Billie Reid is one intriguing cat. I’m hearing a rich hybrid telling me that he’s been absorbing and assimilating for a long time, that he understands the power of words, of poetry even. He’s plainly a rocker at heart but just as plainly there’s a lot going on in his heart and head from skittering banjo to grinding blues to playful pop. There could even be some whirlygig jugband going on and, dare I say it, a nod or two to “His Bobness” both Zimmerman (Dylan), and the acerbic Irish Knight Geldof.

One gets the feeling that Billie’s not overly concerned with expectations or categories, that he’s having a whale of a time and if you want to come along for the ride that’s fine by him. How did The Hombres put it all those years ago? …. “Nobody knows what it’s all about. It’s too much man, let it all hang out.” Glenn A. Baker (Music Historian).


“Poet, songwriter, Billie Reid eschews the road of rock’n’roll excess and fake outrage”

Some people sell out, they get worn down or just become plain desperate for a payoff or hunger fame, but for others their music and words are non-negotiable. They never do the record company thing and can’t sway from their chosen path, always true to their roots it’s in the DNA of their lyrics and tunes. That’s Billie Reid. Perhaps he knew he would never fit in. Honest and unpretentious with an almost indifferent disregard to what was fashionable and in the charts. He couldn’t and wouldn’t play the music biz game.

But Billie isn’t desperate for fame, he won’t play that game. Reclusive and flying under the radar he eschews the road of rock’n’roll excess and fake outrage, and in his own way his game plan has made him the underdog. It’s a dangerous fickle game that can lead to nowhere, but with this territory comes credibility and I guess this is priceless, and Billie has it by the bucket load.

His songs are here.
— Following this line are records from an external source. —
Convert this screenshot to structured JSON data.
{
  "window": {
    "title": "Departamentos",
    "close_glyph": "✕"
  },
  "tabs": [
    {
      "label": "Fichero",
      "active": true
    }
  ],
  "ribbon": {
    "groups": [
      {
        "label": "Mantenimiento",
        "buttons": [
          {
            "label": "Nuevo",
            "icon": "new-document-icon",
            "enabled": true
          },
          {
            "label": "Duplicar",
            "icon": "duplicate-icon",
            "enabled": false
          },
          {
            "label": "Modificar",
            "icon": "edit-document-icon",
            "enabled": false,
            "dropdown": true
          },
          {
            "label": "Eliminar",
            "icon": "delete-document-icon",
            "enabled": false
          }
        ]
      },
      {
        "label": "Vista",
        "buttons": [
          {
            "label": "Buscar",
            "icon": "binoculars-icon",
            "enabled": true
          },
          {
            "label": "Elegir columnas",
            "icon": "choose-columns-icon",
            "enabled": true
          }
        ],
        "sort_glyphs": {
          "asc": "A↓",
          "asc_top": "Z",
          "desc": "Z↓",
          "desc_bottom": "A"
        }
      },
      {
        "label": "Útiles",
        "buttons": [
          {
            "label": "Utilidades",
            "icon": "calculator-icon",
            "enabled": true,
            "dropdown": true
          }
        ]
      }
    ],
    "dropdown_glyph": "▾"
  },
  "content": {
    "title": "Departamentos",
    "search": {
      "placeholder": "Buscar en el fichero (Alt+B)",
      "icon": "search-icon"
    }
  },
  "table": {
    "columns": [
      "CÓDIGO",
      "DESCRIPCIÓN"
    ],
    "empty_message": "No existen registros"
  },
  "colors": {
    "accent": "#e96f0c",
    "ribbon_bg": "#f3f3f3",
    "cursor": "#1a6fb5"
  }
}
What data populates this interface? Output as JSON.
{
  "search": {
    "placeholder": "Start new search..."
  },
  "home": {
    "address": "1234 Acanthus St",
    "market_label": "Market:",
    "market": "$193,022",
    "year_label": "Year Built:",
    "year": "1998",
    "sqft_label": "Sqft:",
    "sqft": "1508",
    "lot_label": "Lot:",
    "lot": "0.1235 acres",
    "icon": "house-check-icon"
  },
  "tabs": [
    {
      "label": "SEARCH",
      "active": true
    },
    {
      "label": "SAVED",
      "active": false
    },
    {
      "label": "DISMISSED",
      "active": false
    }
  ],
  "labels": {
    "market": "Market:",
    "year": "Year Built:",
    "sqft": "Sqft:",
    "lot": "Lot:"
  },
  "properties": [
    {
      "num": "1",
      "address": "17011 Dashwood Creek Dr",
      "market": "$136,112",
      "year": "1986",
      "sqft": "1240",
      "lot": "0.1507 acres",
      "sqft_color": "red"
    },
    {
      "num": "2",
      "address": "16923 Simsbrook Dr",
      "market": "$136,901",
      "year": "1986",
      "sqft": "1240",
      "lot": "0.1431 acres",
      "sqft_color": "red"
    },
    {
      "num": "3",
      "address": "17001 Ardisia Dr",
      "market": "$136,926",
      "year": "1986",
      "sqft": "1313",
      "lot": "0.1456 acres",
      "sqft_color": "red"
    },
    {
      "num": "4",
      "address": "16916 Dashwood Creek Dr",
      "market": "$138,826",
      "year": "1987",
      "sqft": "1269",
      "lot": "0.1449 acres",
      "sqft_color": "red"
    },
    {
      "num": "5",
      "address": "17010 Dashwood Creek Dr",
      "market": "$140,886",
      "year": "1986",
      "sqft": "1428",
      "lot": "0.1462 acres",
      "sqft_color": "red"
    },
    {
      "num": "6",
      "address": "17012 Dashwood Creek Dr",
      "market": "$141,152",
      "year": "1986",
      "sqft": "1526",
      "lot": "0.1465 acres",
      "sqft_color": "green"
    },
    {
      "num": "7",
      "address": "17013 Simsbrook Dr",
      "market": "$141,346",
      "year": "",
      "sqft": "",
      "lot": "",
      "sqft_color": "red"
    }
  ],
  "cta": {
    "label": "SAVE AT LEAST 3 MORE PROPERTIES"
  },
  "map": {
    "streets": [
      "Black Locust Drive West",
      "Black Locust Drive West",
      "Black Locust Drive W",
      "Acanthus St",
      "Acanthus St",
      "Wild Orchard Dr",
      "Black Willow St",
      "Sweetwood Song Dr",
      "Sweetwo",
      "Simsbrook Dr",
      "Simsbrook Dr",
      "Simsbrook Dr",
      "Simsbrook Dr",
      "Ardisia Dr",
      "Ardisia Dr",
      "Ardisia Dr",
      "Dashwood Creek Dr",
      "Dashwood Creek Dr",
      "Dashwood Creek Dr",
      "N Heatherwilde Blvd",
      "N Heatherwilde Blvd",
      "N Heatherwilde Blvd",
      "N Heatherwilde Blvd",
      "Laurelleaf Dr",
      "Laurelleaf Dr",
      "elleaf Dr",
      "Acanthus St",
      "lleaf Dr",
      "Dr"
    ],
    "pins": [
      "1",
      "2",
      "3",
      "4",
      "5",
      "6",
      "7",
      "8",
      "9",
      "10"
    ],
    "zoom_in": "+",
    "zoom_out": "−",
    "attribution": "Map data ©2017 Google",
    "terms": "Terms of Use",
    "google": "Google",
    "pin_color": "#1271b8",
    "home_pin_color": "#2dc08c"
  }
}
Give them time and they will slowly seep into your life. All that matters is the moment and the emotion. Simple words, honest musicianship.


“… put more simply, Billie Reid is a poet and he **** **** knows it!”

“… this street walkin’ cheetah, with a heart full of napalm, has a lot to say about love, loss, and the state of the world. Put more simply, Billie Reid is a poet and he **** **** knows it!”

… the unfurling lyrical attack of Reid as he aims straight for the jugular, singing “they won’t let us live on the beaches, they won’t let us live in the trees, the bastards just lock us in stables, and sell one another the keys”. The lyrics appear to be born out of a particular brand of anti-capitalistic fervour aroused by the Occupy protests, with a call for an alternative beyond the current dire political outlook of partisan politics and limiting left/right perspectives.

Reid’s uncompromising spirit shines through the course of this album. This is a man whose footsteps aim to re-find the path set down by the luminaries of the independent music scene. While the machine-gun delivery of his words recalls the lyrical fire and brimstone of Bob Dylan, as well as the acerbic energy of Johnny Cash, the quick-fire musical vignettes that fill this LP bring to mind punk stalwarts the Wire. Resultantly, Billie Reid’s music is a volatile hybrid, combining the purebred folk compulsions of bluegrass and rockabilly, infused with Reid’s own punk-influenced approach to songwriting. This street walkin’ cheetah, with a heart full of napalm, has a lot to say about love, loss, and the state of the world. Put more simply, Billie Reid is a poet and he **** **** knows it!